Using the listing, work out the number of lines where "integration" shows up, and answer with that number alone.

** Opening Information supplied block **

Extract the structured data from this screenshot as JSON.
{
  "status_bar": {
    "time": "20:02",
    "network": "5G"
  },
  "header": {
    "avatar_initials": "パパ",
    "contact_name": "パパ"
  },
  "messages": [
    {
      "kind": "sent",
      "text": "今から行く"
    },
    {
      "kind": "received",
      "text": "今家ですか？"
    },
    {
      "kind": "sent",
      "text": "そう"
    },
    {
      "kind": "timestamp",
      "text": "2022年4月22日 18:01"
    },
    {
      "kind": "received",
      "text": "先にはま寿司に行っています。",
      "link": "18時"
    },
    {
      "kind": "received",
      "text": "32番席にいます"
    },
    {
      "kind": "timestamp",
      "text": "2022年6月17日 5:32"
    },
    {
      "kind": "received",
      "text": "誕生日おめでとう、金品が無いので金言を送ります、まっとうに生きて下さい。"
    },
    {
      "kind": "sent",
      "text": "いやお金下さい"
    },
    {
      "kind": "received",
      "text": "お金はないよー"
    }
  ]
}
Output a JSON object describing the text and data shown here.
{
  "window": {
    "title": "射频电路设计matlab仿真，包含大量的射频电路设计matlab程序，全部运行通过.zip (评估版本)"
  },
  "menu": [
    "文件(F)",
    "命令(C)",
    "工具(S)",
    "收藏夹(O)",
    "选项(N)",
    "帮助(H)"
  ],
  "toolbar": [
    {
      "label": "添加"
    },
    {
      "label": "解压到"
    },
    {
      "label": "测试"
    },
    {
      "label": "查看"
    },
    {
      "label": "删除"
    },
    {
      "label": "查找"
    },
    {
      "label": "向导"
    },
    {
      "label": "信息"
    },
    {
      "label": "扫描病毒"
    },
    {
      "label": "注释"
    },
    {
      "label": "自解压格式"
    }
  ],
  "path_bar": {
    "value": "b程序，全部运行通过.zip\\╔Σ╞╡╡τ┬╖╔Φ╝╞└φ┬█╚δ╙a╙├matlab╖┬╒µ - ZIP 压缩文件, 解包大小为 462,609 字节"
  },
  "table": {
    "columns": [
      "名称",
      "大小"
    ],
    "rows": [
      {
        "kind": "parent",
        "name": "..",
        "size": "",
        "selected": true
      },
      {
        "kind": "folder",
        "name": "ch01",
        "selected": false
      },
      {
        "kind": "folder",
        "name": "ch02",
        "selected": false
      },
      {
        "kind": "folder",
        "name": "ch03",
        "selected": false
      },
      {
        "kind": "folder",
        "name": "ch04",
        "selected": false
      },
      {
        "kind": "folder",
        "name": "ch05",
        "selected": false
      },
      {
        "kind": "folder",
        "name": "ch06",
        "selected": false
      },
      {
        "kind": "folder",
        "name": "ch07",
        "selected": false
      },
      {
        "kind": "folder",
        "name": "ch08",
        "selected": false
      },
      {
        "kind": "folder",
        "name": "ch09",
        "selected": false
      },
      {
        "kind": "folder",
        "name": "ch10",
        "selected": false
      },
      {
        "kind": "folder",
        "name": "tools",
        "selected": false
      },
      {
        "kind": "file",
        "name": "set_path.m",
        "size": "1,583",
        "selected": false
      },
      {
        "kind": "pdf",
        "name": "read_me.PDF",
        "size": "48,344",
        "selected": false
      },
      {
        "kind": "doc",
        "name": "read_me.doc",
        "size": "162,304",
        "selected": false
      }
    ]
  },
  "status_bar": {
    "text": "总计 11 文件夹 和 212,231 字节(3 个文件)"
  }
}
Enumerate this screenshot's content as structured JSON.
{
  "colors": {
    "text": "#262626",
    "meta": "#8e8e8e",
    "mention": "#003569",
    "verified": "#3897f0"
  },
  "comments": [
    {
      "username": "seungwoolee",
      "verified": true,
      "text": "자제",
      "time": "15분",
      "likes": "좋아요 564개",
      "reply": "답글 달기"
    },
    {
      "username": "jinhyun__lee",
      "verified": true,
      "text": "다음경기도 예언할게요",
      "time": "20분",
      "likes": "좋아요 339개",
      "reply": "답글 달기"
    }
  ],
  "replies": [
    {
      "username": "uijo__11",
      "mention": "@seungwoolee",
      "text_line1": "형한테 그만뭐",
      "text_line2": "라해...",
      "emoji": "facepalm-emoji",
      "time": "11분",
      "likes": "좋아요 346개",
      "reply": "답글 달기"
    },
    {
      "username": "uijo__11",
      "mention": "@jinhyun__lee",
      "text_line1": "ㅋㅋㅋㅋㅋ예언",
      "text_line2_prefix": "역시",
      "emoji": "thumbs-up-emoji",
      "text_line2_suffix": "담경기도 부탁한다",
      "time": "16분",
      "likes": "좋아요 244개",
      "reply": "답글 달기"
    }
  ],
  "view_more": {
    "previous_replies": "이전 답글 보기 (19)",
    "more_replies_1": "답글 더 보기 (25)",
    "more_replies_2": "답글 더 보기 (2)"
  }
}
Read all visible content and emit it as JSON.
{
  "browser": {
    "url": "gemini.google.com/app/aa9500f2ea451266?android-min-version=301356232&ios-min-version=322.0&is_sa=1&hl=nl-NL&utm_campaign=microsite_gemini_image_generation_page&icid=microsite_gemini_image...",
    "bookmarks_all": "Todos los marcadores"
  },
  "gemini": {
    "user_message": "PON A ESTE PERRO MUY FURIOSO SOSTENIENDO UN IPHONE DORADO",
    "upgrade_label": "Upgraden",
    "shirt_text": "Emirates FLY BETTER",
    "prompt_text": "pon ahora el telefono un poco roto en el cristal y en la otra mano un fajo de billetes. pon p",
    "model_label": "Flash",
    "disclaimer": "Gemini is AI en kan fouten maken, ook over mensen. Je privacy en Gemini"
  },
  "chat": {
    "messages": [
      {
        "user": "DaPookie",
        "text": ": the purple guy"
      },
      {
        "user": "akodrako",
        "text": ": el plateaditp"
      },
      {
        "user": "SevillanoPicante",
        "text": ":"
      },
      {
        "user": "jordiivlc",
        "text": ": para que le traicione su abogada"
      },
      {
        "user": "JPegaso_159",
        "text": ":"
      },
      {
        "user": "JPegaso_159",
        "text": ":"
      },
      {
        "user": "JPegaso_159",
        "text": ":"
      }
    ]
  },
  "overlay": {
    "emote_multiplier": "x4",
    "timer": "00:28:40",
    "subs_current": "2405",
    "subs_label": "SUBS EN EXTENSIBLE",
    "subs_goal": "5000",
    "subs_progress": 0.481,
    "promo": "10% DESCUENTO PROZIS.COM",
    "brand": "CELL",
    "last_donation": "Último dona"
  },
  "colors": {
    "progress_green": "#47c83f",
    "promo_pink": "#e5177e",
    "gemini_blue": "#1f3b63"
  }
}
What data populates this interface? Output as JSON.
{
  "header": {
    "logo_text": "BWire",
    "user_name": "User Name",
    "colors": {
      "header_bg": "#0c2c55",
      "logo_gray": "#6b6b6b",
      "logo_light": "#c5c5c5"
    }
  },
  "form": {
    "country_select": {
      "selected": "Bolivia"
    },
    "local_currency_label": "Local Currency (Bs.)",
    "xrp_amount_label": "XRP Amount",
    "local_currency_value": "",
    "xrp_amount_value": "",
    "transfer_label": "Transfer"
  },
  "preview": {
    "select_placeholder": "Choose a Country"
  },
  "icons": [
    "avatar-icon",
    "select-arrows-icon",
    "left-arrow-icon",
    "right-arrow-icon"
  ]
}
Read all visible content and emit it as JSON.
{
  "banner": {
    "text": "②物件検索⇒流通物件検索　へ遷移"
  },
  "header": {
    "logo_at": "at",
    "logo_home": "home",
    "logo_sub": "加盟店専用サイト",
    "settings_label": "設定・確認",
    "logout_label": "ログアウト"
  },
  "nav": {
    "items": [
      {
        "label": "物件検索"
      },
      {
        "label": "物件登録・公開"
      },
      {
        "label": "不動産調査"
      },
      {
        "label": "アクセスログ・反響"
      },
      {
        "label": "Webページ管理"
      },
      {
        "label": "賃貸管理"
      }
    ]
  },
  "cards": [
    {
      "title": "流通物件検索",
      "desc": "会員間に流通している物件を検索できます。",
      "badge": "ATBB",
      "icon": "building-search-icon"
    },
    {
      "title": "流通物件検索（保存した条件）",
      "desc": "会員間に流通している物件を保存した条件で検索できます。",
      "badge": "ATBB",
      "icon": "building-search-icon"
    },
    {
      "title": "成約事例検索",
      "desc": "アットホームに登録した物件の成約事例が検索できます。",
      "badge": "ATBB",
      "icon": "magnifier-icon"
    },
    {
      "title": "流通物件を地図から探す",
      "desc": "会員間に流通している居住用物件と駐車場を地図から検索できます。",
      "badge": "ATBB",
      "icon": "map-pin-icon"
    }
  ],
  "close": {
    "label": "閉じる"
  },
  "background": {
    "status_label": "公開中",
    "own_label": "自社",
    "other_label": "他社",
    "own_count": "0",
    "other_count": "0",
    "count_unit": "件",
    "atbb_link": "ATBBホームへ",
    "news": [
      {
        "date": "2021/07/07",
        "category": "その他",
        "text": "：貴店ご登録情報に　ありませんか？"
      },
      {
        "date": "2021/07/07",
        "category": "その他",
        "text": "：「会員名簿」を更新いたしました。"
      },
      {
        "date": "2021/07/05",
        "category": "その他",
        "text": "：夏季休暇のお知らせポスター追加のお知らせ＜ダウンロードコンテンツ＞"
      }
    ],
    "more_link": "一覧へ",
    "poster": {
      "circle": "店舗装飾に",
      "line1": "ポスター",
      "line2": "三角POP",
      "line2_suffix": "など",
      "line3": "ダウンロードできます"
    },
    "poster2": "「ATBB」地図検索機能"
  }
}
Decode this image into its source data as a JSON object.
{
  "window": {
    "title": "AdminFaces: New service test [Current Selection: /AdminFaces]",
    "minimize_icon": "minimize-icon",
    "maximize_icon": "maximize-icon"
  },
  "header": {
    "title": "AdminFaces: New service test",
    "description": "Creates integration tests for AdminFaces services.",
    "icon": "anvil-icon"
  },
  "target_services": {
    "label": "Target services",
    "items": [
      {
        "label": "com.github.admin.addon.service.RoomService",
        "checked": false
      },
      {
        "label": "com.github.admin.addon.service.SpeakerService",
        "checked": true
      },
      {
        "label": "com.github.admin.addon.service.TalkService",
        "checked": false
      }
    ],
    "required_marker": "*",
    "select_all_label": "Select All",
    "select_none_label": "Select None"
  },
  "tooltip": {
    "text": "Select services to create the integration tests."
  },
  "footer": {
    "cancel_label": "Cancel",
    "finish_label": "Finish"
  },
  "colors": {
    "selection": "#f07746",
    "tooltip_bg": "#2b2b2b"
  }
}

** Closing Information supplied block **

** Task result **
2